_Exercise description:_
Any picture in the listing is left out of the copy; all else is duplicated exactly.

---*---

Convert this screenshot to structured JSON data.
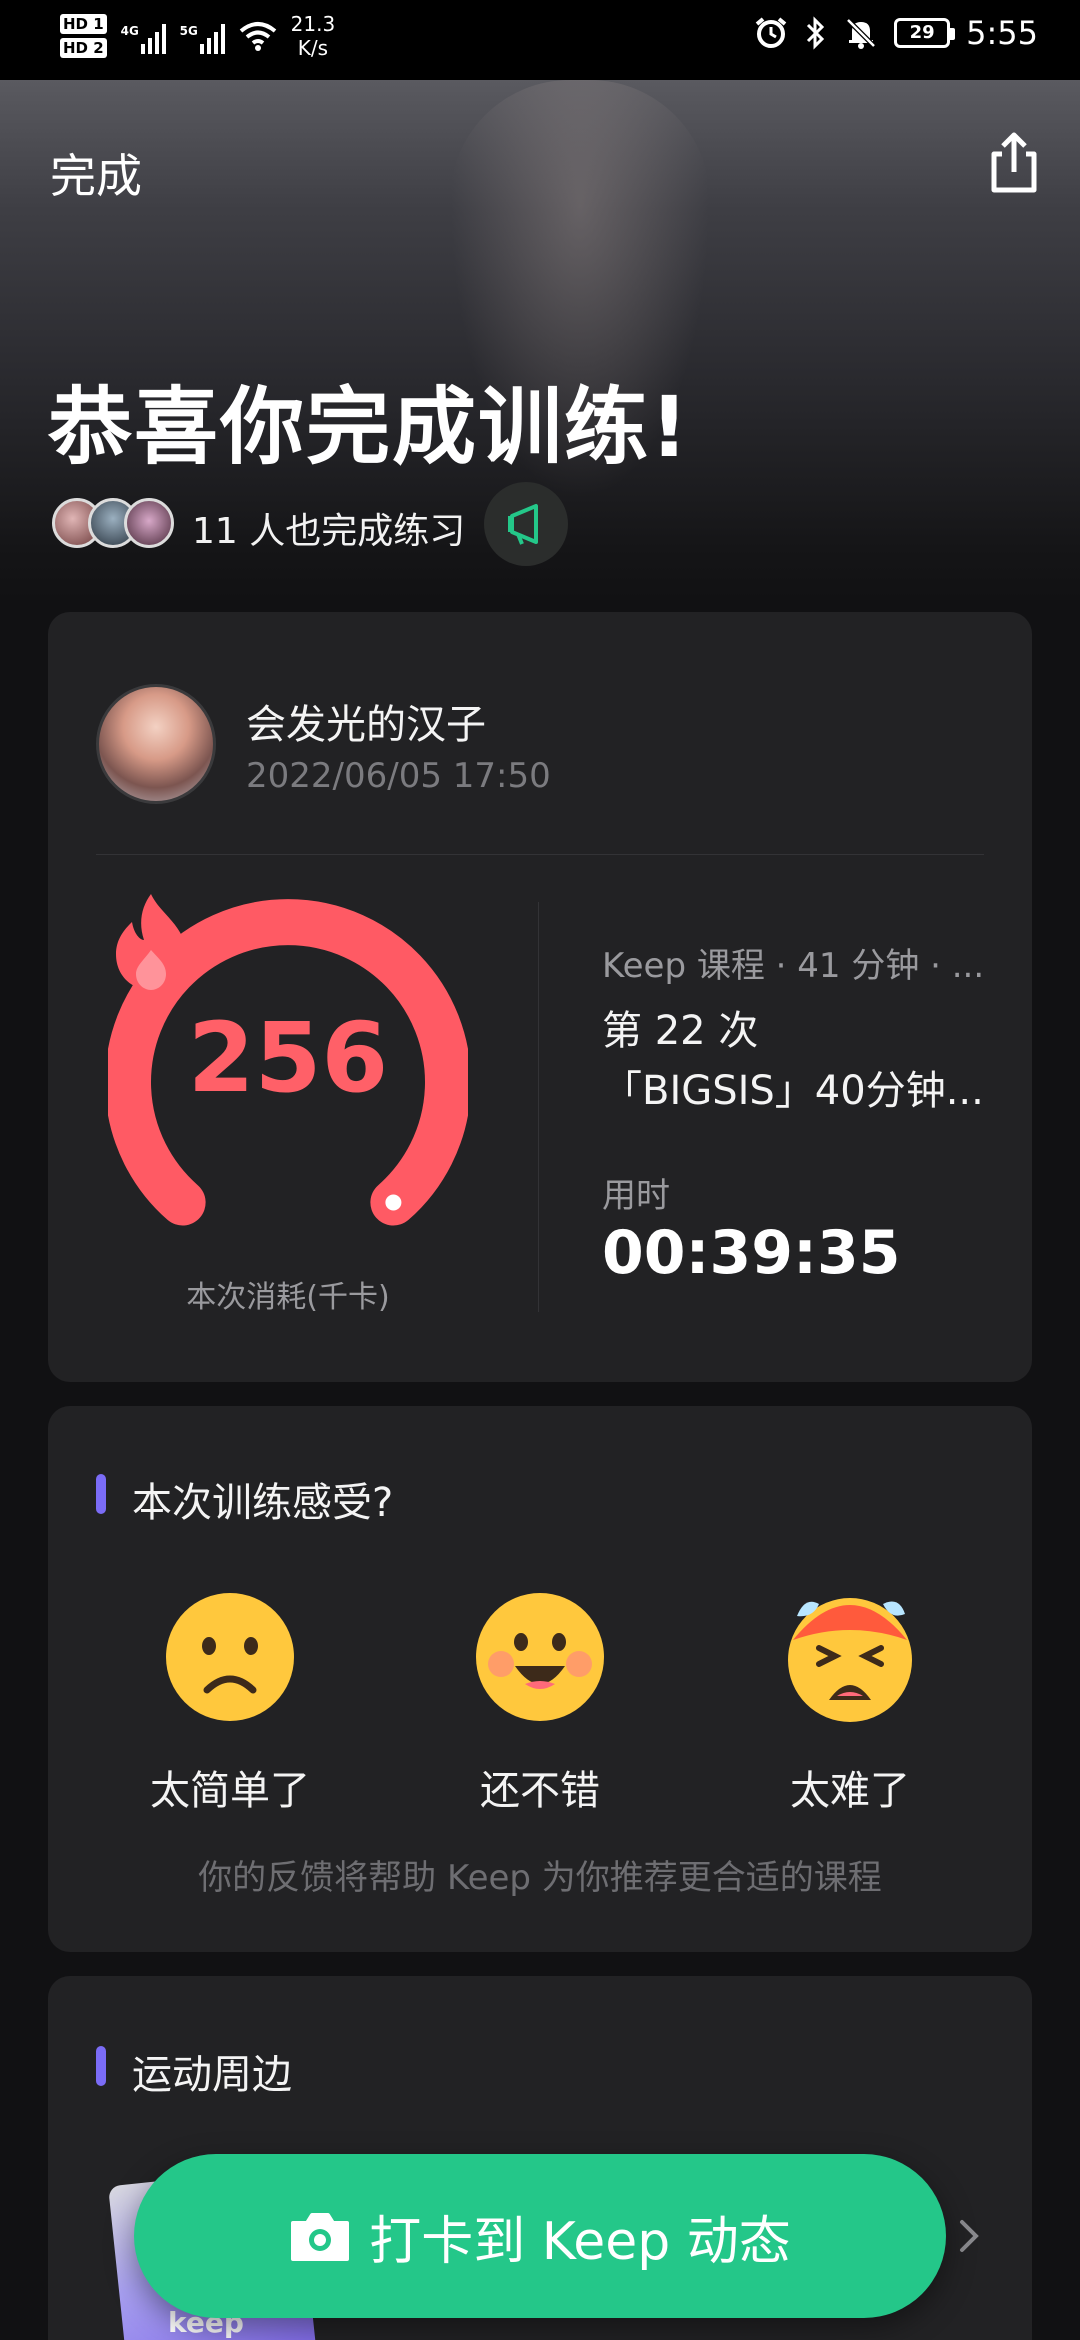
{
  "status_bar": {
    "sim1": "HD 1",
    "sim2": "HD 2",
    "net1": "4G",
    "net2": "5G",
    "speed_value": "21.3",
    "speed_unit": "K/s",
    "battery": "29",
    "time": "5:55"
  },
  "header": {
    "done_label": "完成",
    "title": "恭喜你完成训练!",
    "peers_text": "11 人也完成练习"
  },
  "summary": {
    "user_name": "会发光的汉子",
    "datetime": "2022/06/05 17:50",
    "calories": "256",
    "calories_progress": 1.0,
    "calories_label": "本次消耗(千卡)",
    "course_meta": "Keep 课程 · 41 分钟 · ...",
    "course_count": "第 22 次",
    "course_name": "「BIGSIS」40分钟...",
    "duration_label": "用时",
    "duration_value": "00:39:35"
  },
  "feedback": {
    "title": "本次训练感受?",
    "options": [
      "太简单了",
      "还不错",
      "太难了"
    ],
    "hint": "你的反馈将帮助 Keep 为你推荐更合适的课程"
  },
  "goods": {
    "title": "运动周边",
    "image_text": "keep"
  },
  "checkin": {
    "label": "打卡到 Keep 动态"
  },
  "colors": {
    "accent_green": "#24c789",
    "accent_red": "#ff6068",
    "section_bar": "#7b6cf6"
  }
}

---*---

_Answer to this problem:_
Convert this screenshot to structured JSON data.
{
  "status_bar": {
    "sim1": "HD 1",
    "sim2": "HD 2",
    "net1": "4G",
    "net2": "5G",
    "speed_value": "21.3",
    "speed_unit": "K/s",
    "battery": "29",
    "time": "5:55"
  },
  "header": {
    "done_label": "完成",
    "title": "恭喜你完成训练!",
    "peers_text": "11 人也完成练习"
  },
  "summary": {
    "user_name": "会发光的汉子",
    "datetime": "2022/06/05 17:50",
    "calories": "256",
    "calories_progress": 1.0,
    "calories_label": "本次消耗(千卡)",
    "course_meta": "Keep 课程 · 41 分钟 · ...",
    "course_count": "第 22 次",
    "course_name": "「BIGSIS」40分钟...",
    "duration_label": "用时",
    "duration_value": "00:39:35"
  },
  "feedback": {
    "title": "本次训练感受?",
    "options": [
      "太简单了",
      "还不错",
      "太难了"
    ],
    "hint": "你的反馈将帮助 Keep 为你推荐更合适的课程"
  },
  "goods": {
    "title": "运动周边",
    "image_text": "keep"
  },
  "checkin": {
    "label": "打卡到 Keep 动态"
  },
  "colors": {
    "accent_green": "#24c789",
    "accent_red": "#ff6068",
    "section_bar": "#7b6cf6"
  }
}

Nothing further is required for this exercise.